Moreover, 60% of people who pay into the employment insurance system are women and young people. We need a government that is prepared to have an independent fund established and run by those people who contribute to it, a government that will deliver genuine insurance by enhancing the employment insurance system.

And yet what is the Conservative Party doing in this budget? It has announced up front that it intends to siphon off $17 billion from the employment insurance fund over the next five years. My remarks are therefore directed at those voters who are watching us today. They will have a choice to make. It is our hope that they will vote in Quebec for the Bloc Québécois because its members are the only ones who stand behind workers, the unemployed and seasonal workers. They are here in Ottawa to condemn the misuse of the employment insurance fund by both the Conservatives and the Liberals.

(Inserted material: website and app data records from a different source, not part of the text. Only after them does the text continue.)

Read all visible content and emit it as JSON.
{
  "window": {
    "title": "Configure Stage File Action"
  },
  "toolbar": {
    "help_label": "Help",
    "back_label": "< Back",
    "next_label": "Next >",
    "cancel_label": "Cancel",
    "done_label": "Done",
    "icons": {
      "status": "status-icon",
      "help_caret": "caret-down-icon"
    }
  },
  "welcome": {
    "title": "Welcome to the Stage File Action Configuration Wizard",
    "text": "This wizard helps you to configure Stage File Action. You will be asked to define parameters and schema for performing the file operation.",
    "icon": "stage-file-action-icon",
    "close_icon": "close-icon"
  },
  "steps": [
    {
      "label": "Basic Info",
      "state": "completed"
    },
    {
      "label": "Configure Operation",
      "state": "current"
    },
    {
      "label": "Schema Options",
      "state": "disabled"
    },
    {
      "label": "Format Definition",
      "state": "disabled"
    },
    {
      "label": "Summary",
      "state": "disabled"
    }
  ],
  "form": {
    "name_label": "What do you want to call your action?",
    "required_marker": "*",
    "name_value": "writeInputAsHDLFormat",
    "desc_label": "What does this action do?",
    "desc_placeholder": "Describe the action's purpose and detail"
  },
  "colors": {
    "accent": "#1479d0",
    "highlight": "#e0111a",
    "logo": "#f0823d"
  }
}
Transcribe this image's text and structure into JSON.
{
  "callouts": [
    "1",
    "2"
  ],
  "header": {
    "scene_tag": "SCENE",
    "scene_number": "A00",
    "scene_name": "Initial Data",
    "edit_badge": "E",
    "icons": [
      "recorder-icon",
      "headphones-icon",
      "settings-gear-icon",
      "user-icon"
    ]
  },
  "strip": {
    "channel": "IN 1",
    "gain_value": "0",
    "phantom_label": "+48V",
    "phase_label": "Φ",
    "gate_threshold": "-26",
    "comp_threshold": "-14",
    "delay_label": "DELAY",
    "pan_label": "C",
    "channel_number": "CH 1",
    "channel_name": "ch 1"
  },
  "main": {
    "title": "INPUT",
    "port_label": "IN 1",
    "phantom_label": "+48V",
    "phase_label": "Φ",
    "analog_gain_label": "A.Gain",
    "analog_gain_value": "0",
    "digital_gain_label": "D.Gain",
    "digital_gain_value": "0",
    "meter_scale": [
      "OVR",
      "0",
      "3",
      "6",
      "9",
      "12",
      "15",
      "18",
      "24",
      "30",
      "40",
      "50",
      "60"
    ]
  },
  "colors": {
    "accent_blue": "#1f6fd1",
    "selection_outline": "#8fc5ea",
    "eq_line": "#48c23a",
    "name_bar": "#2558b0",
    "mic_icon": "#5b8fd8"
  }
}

Employment Insurance March 24th, 2011

Mr. Speaker, transitional measures were put in place in 2000, after the employment insurance economic regions were inadequately reconfigured. Certain regions, like the Bas-Saint-Laurent–Côte-Nord region, have had a blended unemployment rate for more than 10 years, which was adopted in an effort to correct this error until the next reconfiguration. On March 12, 2011, the government started gradually phasing out these transitional measures.

But many unemployed and seasonal workers will not qualify unless these transitional measures are extended. Instead of undertaking a sweeping reform of this outdated system that does not reflect the current reality of workers, the Conservatives are keeping thousands of people in suspense and in poverty. The 2011 budget does not extend the transitional measures, which would have been good, as would a fair reform of the employment insurance system. Once again, the Conservatives are showing their contempt for the regions of Quebec and—

Business of Supply March 10th, 2011

Mr. Speaker, concerned about the astonishing number of 80,000 seniors living under the poverty line in Quebec, the Canadian Labour Congress and the Quebec Federation of Labour—the FTQ—have launched their worry-free retirement campaign, aimed at providing a secure retirement for everyone. The elderly are in a vulnerable position and are too often left to their fate. The government should take some real measures to help them.

The government should make it a priority to help the elderly, increase old age security and guaranteed income supplement benefits, and provide better protection for pensioners in order to improve the conditions in which seniors live.

The hon. member who spoke before me delivered a fine speech. She spoke about several classes in society, but she forgot the elderly. They were our builders, our pioneers. On the north shore, whether in Sept-Îles, Baie-Comeau, Havre-Saint-Pierre or communities all over the lower north shore, government assistance is needed to increase old age security and the guaranteed income supplement.

Department of Public Works and Government Services Act December 14th, 2010

moved that the bill be concurred in.

High Tides in Eastern Quebec December 10th, 2010

Mr. Speaker, during the 2007 floods in Rivière-au-Renard in the Gaspé, Canada Economic Development for Quebec Regions committed to helping affected merchants who were not fully covered by Quebec insurance companies and emergency programs.

Does the government plan to take its cue from this precedent and help businesspeople, merchants and NPOs that were victims of the high tides in eastern Quebec?

The Environment December 9th, 2010

Mr. Speaker, in 1997, the federal government abolished the St. Lawrence shoreline protection program. The considerable damage that has been caused in the lower St. Lawrence, Gaspé and north shore regions is proof that a fund is needed to deal with the impact of climate change.

Will the government create such a fund?